─── Data excerpts ───
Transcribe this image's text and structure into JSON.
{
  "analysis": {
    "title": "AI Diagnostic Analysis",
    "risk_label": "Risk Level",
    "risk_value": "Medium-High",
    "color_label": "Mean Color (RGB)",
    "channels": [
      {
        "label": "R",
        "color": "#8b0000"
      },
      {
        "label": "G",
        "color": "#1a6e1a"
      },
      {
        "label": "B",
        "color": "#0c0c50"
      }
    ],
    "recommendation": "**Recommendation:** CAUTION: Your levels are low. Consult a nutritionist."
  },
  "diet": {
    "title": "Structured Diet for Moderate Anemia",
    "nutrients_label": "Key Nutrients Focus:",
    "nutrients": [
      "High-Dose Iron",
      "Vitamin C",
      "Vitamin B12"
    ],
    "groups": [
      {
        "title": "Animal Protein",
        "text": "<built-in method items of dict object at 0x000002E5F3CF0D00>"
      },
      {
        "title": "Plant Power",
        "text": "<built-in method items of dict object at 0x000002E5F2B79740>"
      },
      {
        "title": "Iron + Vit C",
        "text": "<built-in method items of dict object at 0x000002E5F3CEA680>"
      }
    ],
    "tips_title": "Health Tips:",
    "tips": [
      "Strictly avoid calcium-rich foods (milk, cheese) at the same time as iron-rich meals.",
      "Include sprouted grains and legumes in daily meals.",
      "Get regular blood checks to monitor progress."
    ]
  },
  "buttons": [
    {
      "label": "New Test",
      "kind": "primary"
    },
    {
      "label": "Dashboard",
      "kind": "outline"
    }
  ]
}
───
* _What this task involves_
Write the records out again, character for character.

* _Task result_
Transcribe this image's text and structure into JSON.
{
  "analysis": {
    "title": "AI Diagnostic Analysis",
    "risk_label": "Risk Level",
    "risk_value": "Medium-High",
    "color_label": "Mean Color (RGB)",
    "channels": [
      {
        "label": "R",
        "color": "#8b0000"
      },
      {
        "label": "G",
        "color": "#1a6e1a"
      },
      {
        "label": "B",
        "color": "#0c0c50"
      }
    ],
    "recommendation": "**Recommendation:** CAUTION: Your levels are low. Consult a nutritionist."
  },
  "diet": {
    "title": "Structured Diet for Moderate Anemia",
    "nutrients_label": "Key Nutrients Focus:",
    "nutrients": [
      "High-Dose Iron",
      "Vitamin C",
      "Vitamin B12"
    ],
    "groups": [
      {
        "title": "Animal Protein",
        "text": "<built-in method items of dict object at 0x000002E5F3CF0D00>"
      },
      {
        "title": "Plant Power",
        "text": "<built-in method items of dict object at 0x000002E5F2B79740>"
      },
      {
        "title": "Iron + Vit C",
        "text": "<built-in method items of dict object at 0x000002E5F3CEA680>"
      }
    ],
    "tips_title": "Health Tips:",
    "tips": [
      "Strictly avoid calcium-rich foods (milk, cheese) at the same time as iron-rich meals.",
      "Include sprouted grains and legumes in daily meals.",
      "Get regular blood checks to monitor progress."
    ]
  },
  "buttons": [
    {
      "label": "New Test",
      "kind": "primary"
    },
    {
      "label": "Dashboard",
      "kind": "outline"
    }
  ]
}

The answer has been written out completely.